*** Opening of ENTRIES PROVIDED ***

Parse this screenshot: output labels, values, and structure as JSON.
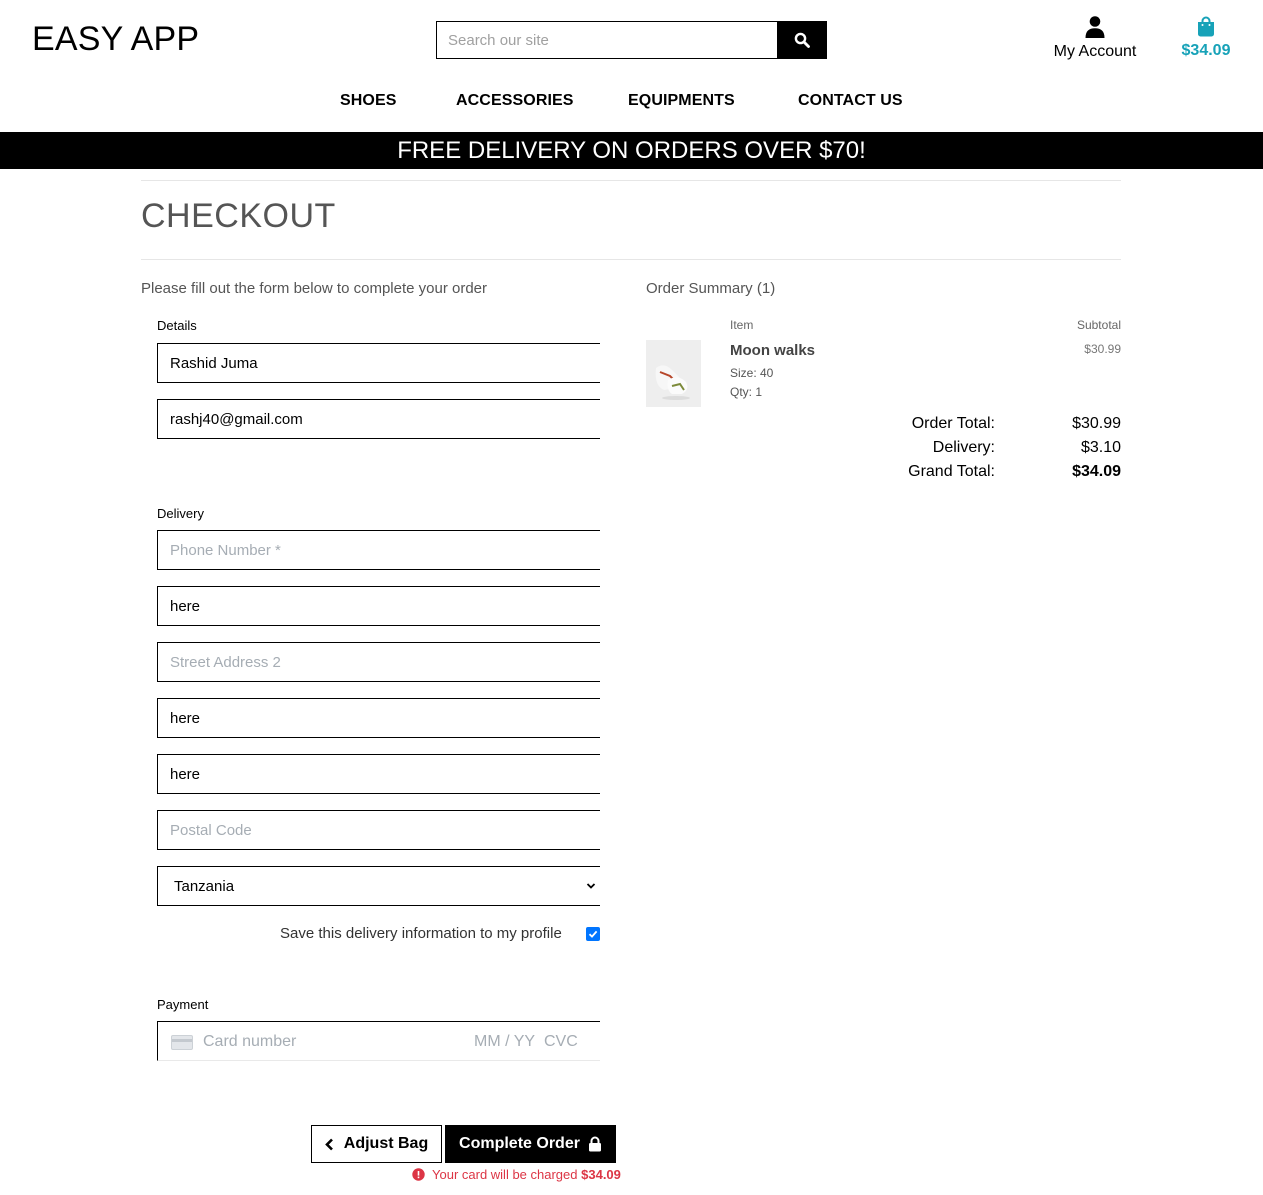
{
  "header": {
    "logo": "EASY APP",
    "search_placeholder": "Search our site",
    "account_label": "My Account",
    "bag_total": "$34.09",
    "accent_color": "#17a2b8"
  },
  "nav": {
    "items": [
      "SHOES",
      "ACCESSORIES",
      "EQUIPMENTS",
      "CONTACT US"
    ]
  },
  "banner": "FREE DELIVERY ON ORDERS OVER $70!",
  "page_title": "CHECKOUT",
  "form": {
    "intro": "Please fill out the form below to complete your order",
    "details_legend": "Details",
    "full_name": "Rashid Juma",
    "email": "rashj40@gmail.com",
    "delivery_legend": "Delivery",
    "phone_placeholder": "Phone Number *",
    "street1": "here",
    "street2_placeholder": "Street Address 2",
    "town": "here",
    "county": "here",
    "postcode_placeholder": "Postal Code",
    "country": "Tanzania",
    "save_info_label": "Save this delivery information to my profile",
    "save_info_checked": true,
    "payment_legend": "Payment",
    "card_placeholder": "Card number",
    "card_expiry_placeholder": "MM / YY",
    "card_cvc_placeholder": "CVC",
    "adjust_bag_label": "Adjust Bag",
    "complete_order_label": "Complete Order",
    "charge_notice": "Your card will be charged",
    "charge_amount": "$34.09",
    "error_color": "#dc3545"
  },
  "summary": {
    "title": "Order Summary (1)",
    "col_item": "Item",
    "col_subtotal": "Subtotal",
    "product": {
      "name": "Moon walks",
      "size": "Size: 40",
      "qty": "Qty: 1",
      "subtotal": "$30.99"
    },
    "order_total_label": "Order Total:",
    "order_total": "$30.99",
    "delivery_label": "Delivery:",
    "delivery": "$3.10",
    "grand_total_label": "Grand Total:",
    "grand_total": "$34.09"
  }
}
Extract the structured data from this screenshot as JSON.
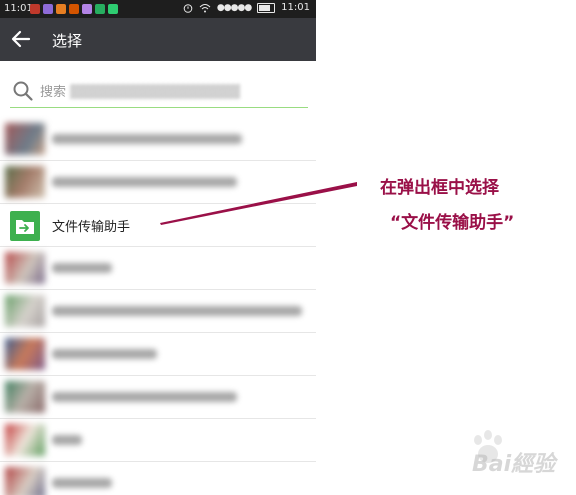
{
  "status_bar": {
    "time": "11:01",
    "clock": "11:01",
    "signal": "●●●●●"
  },
  "header": {
    "title": "选择"
  },
  "search": {
    "placeholder": "搜索"
  },
  "featured": {
    "label": "文件传输助手"
  },
  "annotation": {
    "line1": "在弹出框中选择",
    "line2": "“文件传输助手”"
  },
  "watermark": {
    "text": "Bai經验"
  },
  "colors": {
    "header_bg": "#393a3f",
    "accent_green": "#3db04e",
    "annotation": "#9a1048"
  }
}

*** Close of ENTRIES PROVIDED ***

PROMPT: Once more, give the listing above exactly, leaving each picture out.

EXERCISE ANSWER:
Parse this screenshot: output labels, values, and structure as JSON.
{
  "header": {
    "logo": "EASY APP",
    "search_placeholder": "Search our site",
    "account_label": "My Account",
    "bag_total": "$34.09",
    "accent_color": "#17a2b8"
  },
  "nav": {
    "items": [
      "SHOES",
      "ACCESSORIES",
      "EQUIPMENTS",
      "CONTACT US"
    ]
  },
  "banner": "FREE DELIVERY ON ORDERS OVER $70!",
  "page_title": "CHECKOUT",
  "form": {
    "intro": "Please fill out the form below to complete your order",
    "details_legend": "Details",
    "full_name": "Rashid Juma",
    "email": "rashj40@gmail.com",
    "delivery_legend": "Delivery",
    "phone_placeholder": "Phone Number *",
    "street1": "here",
    "street2_placeholder": "Street Address 2",
    "town": "here",
    "county": "here",
    "postcode_placeholder": "Postal Code",
    "country": "Tanzania",
    "save_info_label": "Save this delivery information to my profile",
    "save_info_checked": true,
    "payment_legend": "Payment",
    "card_placeholder": "Card number",
    "card_expiry_placeholder": "MM / YY",
    "card_cvc_placeholder": "CVC",
    "adjust_bag_label": "Adjust Bag",
    "complete_order_label": "Complete Order",
    "charge_notice": "Your card will be charged",
    "charge_amount": "$34.09",
    "error_color": "#dc3545"
  },
  "summary": {
    "title": "Order Summary (1)",
    "col_item": "Item",
    "col_subtotal": "Subtotal",
    "product": {
      "name": "Moon walks",
      "size": "Size: 40",
      "qty": "Qty: 1",
      "subtotal": "$30.99"
    },
    "order_total_label": "Order Total:",
    "order_total": "$30.99",
    "delivery_label": "Delivery:",
    "delivery": "$3.10",
    "grand_total_label": "Grand Total:",
    "grand_total": "$34.09"
  }
}
Extract the structured data from this screenshot as JSON.
{
  "status_bar": {
    "time": "11:01",
    "clock": "11:01",
    "signal": "●●●●●"
  },
  "header": {
    "title": "选择"
  },
  "search": {
    "placeholder": "搜索"
  },
  "featured": {
    "label": "文件传输助手"
  },
  "annotation": {
    "line1": "在弹出框中选择",
    "line2": "“文件传输助手”"
  },
  "watermark": {
    "text": "Bai經验"
  },
  "colors": {
    "header_bg": "#393a3f",
    "accent_green": "#3db04e",
    "annotation": "#9a1048"
  }
}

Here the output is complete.